- Cancelled the next St Patrick's Day
It should be recalled that the Court decided that the GLIB group's parade in the St. Patrick's Day celebration was an incitement to their own discrimination. Indeed, it was the generational gap that was evoked in terms of not being open-minded. The following year when the GLIB group wanted to march in the parade again by explaining that their argument was valid and constitutional under the first and fourteenth amendments.
Mayor Marty Walsh
Furthermore, we can also recall that some groups have already been banned from parading, such as the KU KLUX KLAN. But the GLIB protested that sexual orientation could not be compared to a racial hate group. The GLIBs then obtained a permanent injunction against Council in December 1993. In protest, the Council cancelled the 1994 St Patrick's Day celebrations.
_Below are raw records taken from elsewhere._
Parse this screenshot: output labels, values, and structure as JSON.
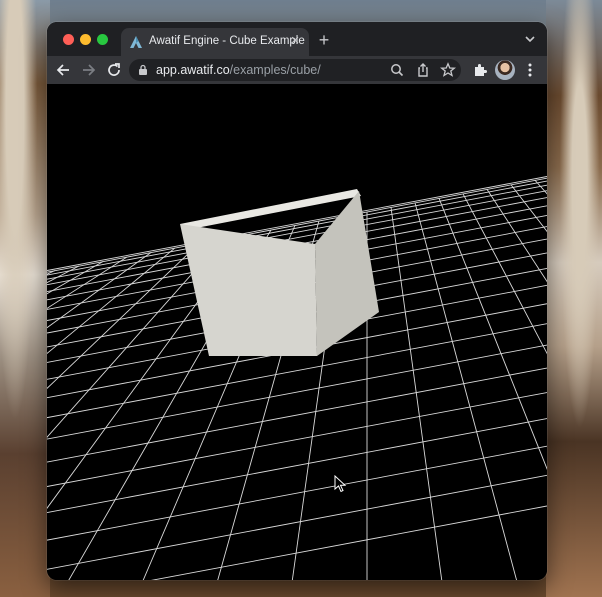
{
  "browser": {
    "tab": {
      "title": "Awatif Engine - Cube Example",
      "favicon": "awatif-logo-icon",
      "close_icon": "close-icon"
    },
    "new_tab_label": "+",
    "address": {
      "host": "app.awatif.co",
      "path": "/examples/cube/"
    },
    "toolbar_icons": [
      "back-icon",
      "forward-icon",
      "reload-icon",
      "lock-icon",
      "zoom-icon",
      "share-icon",
      "star-icon",
      "extensions-icon",
      "profile-avatar",
      "more-menu-icon"
    ]
  },
  "scene": {
    "background": "#000000",
    "grid_color": "#ffffff",
    "cube_color": "#d9d8d2",
    "objects": [
      "ground-grid",
      "cube"
    ]
  }
}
It was not until 2015 that the Veterans' Council allowed the GLIBs to participate in the parade. At the parade Mayor Marty Walsh participated in the festivities and made inclusive remarks towards the LGBTQ+ (formerly GLIB) community. This was to affirm a shift in collective thinking and the somewhat late evolution of morals. It was the first time in over 20 years that the Mayor of Boston had taken a frank stance on the dispute.
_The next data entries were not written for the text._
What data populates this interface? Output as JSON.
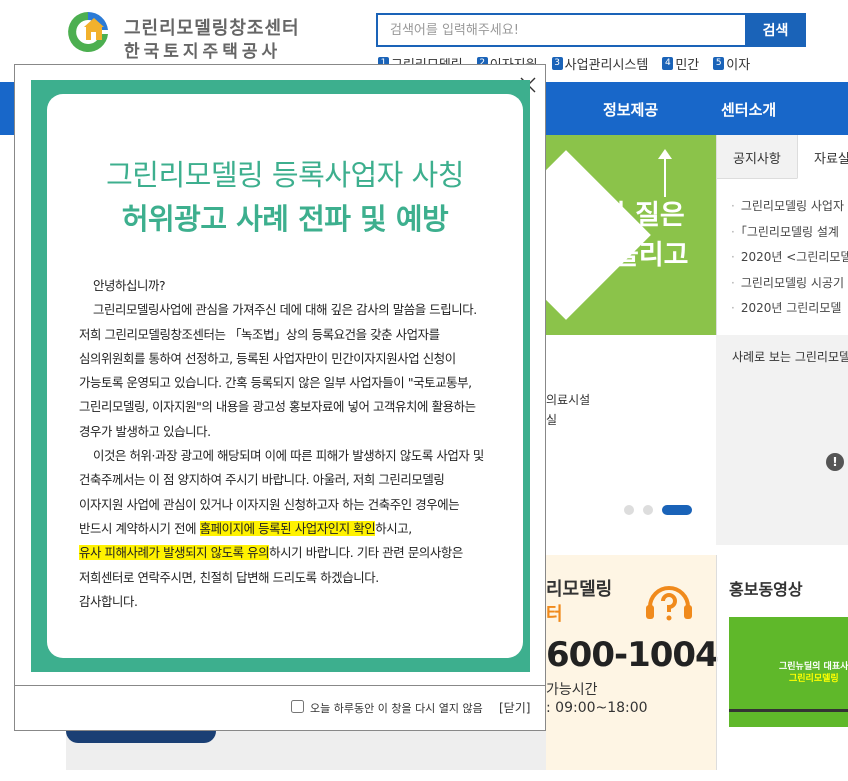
{
  "header": {
    "logo_line1": "그린리모델링창조센터",
    "logo_line2": "한국토지주택공사",
    "search": {
      "placeholder": "검색어를 입력해주세요!",
      "button": "검색"
    },
    "quick_links": [
      {
        "num": "1",
        "label": "그린리모델링"
      },
      {
        "num": "2",
        "label": "이자지원"
      },
      {
        "num": "3",
        "label": "사업관리시스템"
      },
      {
        "num": "4",
        "label": "민간"
      },
      {
        "num": "5",
        "label": "이자"
      }
    ]
  },
  "nav": {
    "items": [
      "정보제공",
      "센터소개"
    ]
  },
  "banner": {
    "line1": "삶의 질은",
    "line2": "올리고"
  },
  "notice": {
    "tabs": [
      "공지사항",
      "자료실"
    ],
    "items": [
      "그린리모델링 사업자",
      "「그린리모델링 설계",
      "2020년 <그린리모델",
      "그린리모델링 시공기",
      "2020년 그린리모델"
    ]
  },
  "case": {
    "title": "사례로 보는 그린리모델",
    "line1": "의료시설",
    "line2": "실"
  },
  "center": {
    "title1": "리모델링",
    "title2": "터",
    "phone": "600-1004",
    "hours_label": "가능시간",
    "hours": ": 09:00~18:00"
  },
  "video": {
    "title": "홍보동영상",
    "caption1": "그린뉴딜의 대표사업",
    "caption2": "그린리모델링"
  },
  "popup": {
    "title1": "그린리모델링 등록사업자 사칭",
    "title2": "허위광고 사례 전파 및 예방",
    "body": {
      "l1": "안녕하십니까?",
      "l2": "그린리모델링사업에 관심을 가져주신 데에 대해 깊은 감사의 말씀을 드립니다.",
      "l3": "저희 그린리모델링창조센터는 「녹조법」상의 등록요건을 갖춘 사업자를",
      "l4": "심의위원회를 통하여 선정하고, 등록된 사업자만이 민간이자지원사업 신청이",
      "l5": "가능토록 운영되고 있습니다. 간혹 등록되지 않은 일부 사업자들이 \"국토교통부,",
      "l6": "그린리모델링, 이자지원\"의 내용을 광고성 홍보자료에 넣어 고객유치에 활용하는",
      "l7": "경우가 발생하고 있습니다.",
      "l8": "이것은 허위·과장 광고에 해당되며 이에 따른 피해가 발생하지 않도록 사업자 및",
      "l9": "건축주께서는 이 점 양지하여 주시기 바랍니다. 아울러, 저희 그린리모델링",
      "l10": "이자지원 사업에 관심이 있거나 이자지원 신청하고자 하는 건축주인 경우에는",
      "l11a": "반드시 계약하시기 전에 ",
      "l11b": "홈페이지에 등록된 사업자인지 확인",
      "l11c": "하시고,",
      "l12a": "유사 피해사례가 발생되지 않도록 유의",
      "l12b": "하시기 바랍니다. 기타 관련 문의사항은",
      "l13": "저희센터로 연락주시면, 친절히 답변해 드리도록 하겠습니다.",
      "l14": "감사합니다."
    },
    "checkbox_label": "오늘 하루동안 이 창을 다시 열지 않음",
    "close_label": "[닫기]"
  },
  "colors": {
    "brand_blue": "#1867c9",
    "popup_green": "#3daf8e",
    "highlight": "#fff200",
    "banner_green": "#8bc34a",
    "accent_orange": "#f08a1c"
  }
}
But in 2017, LGBTQ+ people were banned again before being reinstated in the parade a few days later.
Dale v. Boy Scouts
The Hurley decision was revisited five years later in Boy Scouts of America v. Dale. In that case, the New Jersey courts, like the Massachusetts courts in Hurley, held that the Boy Scouts were providing a service under the state's public accommodations law, which prohibits discrimination based on sexual orientation. The association could not avoid the law by invoking its "expressive" nature, because the presence of gay scouts in its ranks did not require it to change the content of its speech. They therefore ordered James Dale's reinstatement after he was expelled for being openly gay. The US Supreme Court, by a narrow 5-4 majority, rejected their analysis, ruling that "Dale's presence forces the organisation to send at least one message to its young members and to the world that it accepts homosexual practices as legitimate.
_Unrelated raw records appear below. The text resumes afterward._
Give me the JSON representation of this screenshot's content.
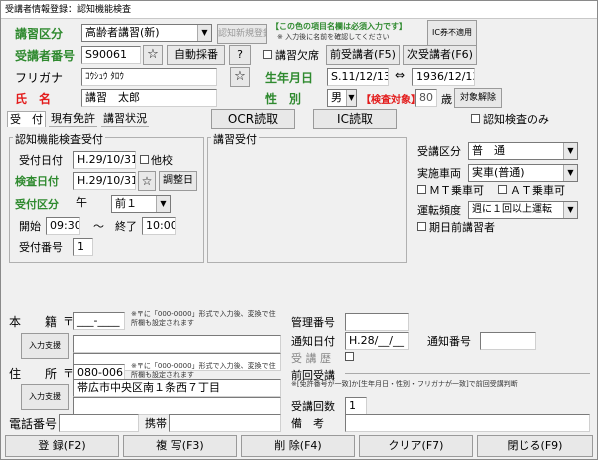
{
  "window": {
    "title": "受講者情報登録：認知機能検査"
  },
  "header": {
    "course_type_label": "講習区分",
    "course_type_value": "高齢者講習(新)",
    "course_type_btn": "認知新規登録",
    "required_note": "【この色の項目名欄は必須入力です】",
    "required_sub": "※ 入力後に名前を確認してください",
    "ic_card_btn": "IC券不適用",
    "student_no_label": "受講者番号",
    "student_no_value": "S90061",
    "star": "☆",
    "auto_number_btn": "自動採番",
    "help_btn": "?",
    "absent_label": "講習欠席",
    "prev_btn": "前受講者(F5)",
    "next_btn": "次受講者(F6)",
    "furigana_label": "フリガナ",
    "furigana_value": "ｺｳｼｭｳ ﾀﾛｳ",
    "birth_label": "生年月日",
    "birth_wareki": "S.11/12/13",
    "birth_arrow": "⇔",
    "birth_seireki": "1936/12/13",
    "name_label": "氏　名",
    "name_value": "講習　太郎",
    "gender_label": "性　別",
    "gender_value": "男",
    "exam_target": "【検査対象】",
    "age_value": "80",
    "age_unit": "歳",
    "exempt_btn": "対象解除"
  },
  "tabs": {
    "t1": "受　付",
    "t2": "現有免許",
    "t3": "講習状況",
    "ocr_btn": "OCR読取",
    "ic_btn": "IC読取",
    "cog_only": "認知検査のみ"
  },
  "cognitive": {
    "group_title": "認知機能検査受付",
    "accept_date_label": "受付日付",
    "accept_date": "H.29/10/31",
    "other_school": "他校",
    "exam_date_label": "検査日付",
    "exam_date": "H.29/10/31",
    "star": "☆",
    "adjust_btn": "調整日",
    "accept_div_label": "受付区分",
    "ampm": "午",
    "slot": "前１",
    "start_label": "開始",
    "start": "09:30",
    "tilde": "～",
    "end_label": "終了",
    "end": "10:00",
    "accept_no_label": "受付番号",
    "accept_no": "1"
  },
  "lecture": {
    "group_title": "講習受付"
  },
  "right": {
    "div_label": "受講区分",
    "div_value": "普　通",
    "vehicle_label": "実施車両",
    "vehicle_value": "実車(普通)",
    "mt": "ＭＴ乗車可",
    "at": "ＡＴ乗車可",
    "freq_label": "運転頻度",
    "freq_value": "週に１回以上運転",
    "early": "期日前講習者"
  },
  "address": {
    "honseki_label": "本　　籍",
    "postal_mark": "〒",
    "honseki_zip": "___-____",
    "zip_hint": "※〒に「000-0000」形式で入力後、変換で住所欄も設定されます",
    "input_support": "入力支援",
    "jusho_label": "住　　所",
    "jusho_zip": "080-0061",
    "jusho_value": "帯広市中央区南１条西７丁目",
    "phone_label": "電話番号",
    "mobile_label": "携帯"
  },
  "manage": {
    "mgmt_label": "管理番号",
    "notice_date_label": "通知日付",
    "notice_date": "H.28/__/__",
    "notice_no_label": "通知番号",
    "history_label": "受 講 歴",
    "prev_label": "前回受講",
    "prev_hint": "※[免許番号が一致]か[生年月日・性別・フリガナが一致]で前回受講判断",
    "count_label": "受講回数",
    "count_value": "1",
    "remarks_label": "備　考"
  },
  "footer": {
    "register": "登 録(F2)",
    "copy": "複 写(F3)",
    "delete": "削 除(F4)",
    "clear": "クリア(F7)",
    "close": "閉じる(F9)"
  }
}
The Dale decision relies on an analogy with the Boston parade. But Dale, more than Hurley, represents an important step forward in the scope of the principle of speaker autonomy. Until then, in order to discriminate, an association had to prove that it was expressing a message (step 1), that the forced inclusion of new members would alter the content of its message (step 2) and that its freedom of expression outweighed the general interest pursued by the prohibition of discrimination (step 3). This test, developed to analyse the refusal of men's associations to accept women into their membership, had always been applied severely by the Court, with the result that no association had been successful. In Dale, however, in a deferential rule that is completely unprecedented in the litigation of exemption claims based on "expressive" freedom of association, the Court deferred to the association's self-definition of the content of its own message and the risks of alteration that it ran. It also refrained from weighing the Boy Scouts' freedom of expression against the objectives pursued by non-discrimination law.
- UROFSKY Melvin L. Hurley v. Irish-American Gay, Lesbian, and Bisexual Group of Boston, Inc. [website]. The Editors of Encyclopedia Britannica [27th of March 2022] https://www.britannica.com/event/Hurley-v-Irish-American-Gay-Lesbian-and-Bisexual-Group-of-Boston-Inc Oyez [website] Hurley v. Irish-American Gay, Lesbian and Bisexual Group of Boston, Inc. [27th of March 2022]
- https://www.oyez.org/cases/1994/94-749 Justicia U.S Supreme Court [website]. Hurley v. Irish-American Gay, Lesbian and Bisexual Group of Boston, Inc. 515 U.S 557 (1995)[27th of March 2022]
- https://supreme.justia.com/cases/federal/us/515/557/ GLUCK MEZEY Susan. Hurley v. Irish-American Gay, Lesbian and Bisexual Group of Boston, Inc. [website]. Encyclopedia, 2009 [27th of March 2022]
- https://www.mtsu.edu/first-amendment/article/65/hurley-v-irish-american-gay-lesbian-and-bisexual-group-of-boston Quimbee. Hurley v. Irish American Gay, Lesbian & Bisexual Group of Boston Case Summary |Law Case Explained [online video]. YouTube, the 23rd of February 2021 [seen on the 27th of March 2022]